Biobanks have become an essential cornerstone of medical research - enabling drug discovery and development, supporting biomarker research and deepening our understanding of disease mechanisms. As we advance towards an era of personalized medicine, the biobanking industry has, in turn, developed enhanced abilities to collect and analyze large numbers of biospecimens.
Governments around the world have rightly recognized the importance of biobanking’s role in advancing medicine. As such, in the past, the sector relied in no small degree on government funding and grants. However, this investment has declined in recent years, leading to concerns about the viability of the current model. Unfortunately, today, many biobanks are not financially self-sufficient.

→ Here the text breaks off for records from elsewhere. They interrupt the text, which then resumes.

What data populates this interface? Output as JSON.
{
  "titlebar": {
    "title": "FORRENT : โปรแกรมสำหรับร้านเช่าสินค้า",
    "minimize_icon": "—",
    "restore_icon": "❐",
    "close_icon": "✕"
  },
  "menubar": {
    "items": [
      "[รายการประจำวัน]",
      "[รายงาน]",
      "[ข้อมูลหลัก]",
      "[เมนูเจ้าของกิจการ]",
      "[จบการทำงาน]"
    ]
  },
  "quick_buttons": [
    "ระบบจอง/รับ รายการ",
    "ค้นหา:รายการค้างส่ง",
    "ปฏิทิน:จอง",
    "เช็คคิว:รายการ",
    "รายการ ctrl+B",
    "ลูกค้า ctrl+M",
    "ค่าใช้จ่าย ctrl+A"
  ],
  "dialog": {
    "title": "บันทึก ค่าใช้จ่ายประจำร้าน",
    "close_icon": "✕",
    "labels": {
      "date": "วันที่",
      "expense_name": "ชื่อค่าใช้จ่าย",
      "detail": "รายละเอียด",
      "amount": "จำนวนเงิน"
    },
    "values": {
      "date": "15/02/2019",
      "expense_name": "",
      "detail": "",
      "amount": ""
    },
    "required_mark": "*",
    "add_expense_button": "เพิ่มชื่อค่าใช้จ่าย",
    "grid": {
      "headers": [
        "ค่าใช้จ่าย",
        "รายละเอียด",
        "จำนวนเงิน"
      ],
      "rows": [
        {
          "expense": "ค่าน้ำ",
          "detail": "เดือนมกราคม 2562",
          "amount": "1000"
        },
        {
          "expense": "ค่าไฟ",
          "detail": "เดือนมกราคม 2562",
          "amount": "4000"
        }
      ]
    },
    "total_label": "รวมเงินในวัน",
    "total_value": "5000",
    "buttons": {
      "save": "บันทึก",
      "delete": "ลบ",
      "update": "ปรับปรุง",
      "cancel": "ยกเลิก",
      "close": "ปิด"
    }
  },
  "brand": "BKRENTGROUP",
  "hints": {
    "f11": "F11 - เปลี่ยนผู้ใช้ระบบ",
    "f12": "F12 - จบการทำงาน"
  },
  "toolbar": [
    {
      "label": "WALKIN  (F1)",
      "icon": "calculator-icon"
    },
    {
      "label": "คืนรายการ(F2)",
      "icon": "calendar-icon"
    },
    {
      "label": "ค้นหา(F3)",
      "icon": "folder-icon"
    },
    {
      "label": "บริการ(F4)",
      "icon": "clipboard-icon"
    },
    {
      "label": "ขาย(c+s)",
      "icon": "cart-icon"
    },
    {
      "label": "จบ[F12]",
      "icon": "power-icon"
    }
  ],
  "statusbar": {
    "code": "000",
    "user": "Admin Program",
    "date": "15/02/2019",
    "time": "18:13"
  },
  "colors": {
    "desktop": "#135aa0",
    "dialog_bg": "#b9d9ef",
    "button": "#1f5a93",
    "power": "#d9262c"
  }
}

Today, there are large numbers of biobanks set up, carrying out separate initiatives of sample collection. However, research goals and objectives to inform what samples are most useful for scientific advancement, haven't been coordinated on a broader level. Because of this lack of high-level coordination, we face an overflow of potential supply in certain areas, with biobanks collecting the same types of samples that are not being called on sufficiently by research organizations. To ensure the productive use of research resources, we need to create an ecosystem that promotes better focus in sample collection. This focus will allow samples to move more sustainably through the system and ultimately benefit scientific research. In this environment, research demand for samples should proactively drive the collection process of specific sample types. This scenario would set up biobanks to succeed, backed by a clear mission. With clear objectives in mind, they will collect samples with purpose. In a sustainable model, biobank success shouldn’t be measured by the number of collected samples, but rather on its utilization. This latter measure speaks to how relevant the biobank's efforts are towards driving the research effort. As these success outcomes shift, we may then begin to see an infrastructure geared more towards specialist providers with deep expertise within particular sample types. The sample collections held in individual biobanks are likely to get smaller and more focused as a consequence.
The current pandemic crisis may ultimately increase funding in scientific research and once again bring further investment into the biobanking industry. In response, I hope that we start to see this more strategic approach take shape. By driving a coordinated approach between global stakeholders, we can work together to define research goals, prioritize the most critical initiatives and develop strategic plans that inform sample collection initiatives down to the individual biobank level.
Improved coordination would lead to a substantial impact on research and enable us to focus on quality over quantity. With each biobank armed with a clear vision of its sample collection goals, research organizations would be able to feel more confident that they are going to the right biobank to answer the right research question. Biobanks can be satisfied that their business model is workable with the imbalance of demand and supply resolved, and having defined a clear position within the research community by offering access to the right samples. Ultimately this more efficient system would be beneficial for researchers and suppliers alike, as well as for the life science sector as a whole.
To learn more about automated storage check out our recorded webinar 'Automated sample storage – Is it worth it?' which considers if automated sample storage is a worthwhile investment, including any benefits to sample quality and the impact this could have on your research. We will also review and compare the associated investment of an automated sample storage solution versus manual approaches.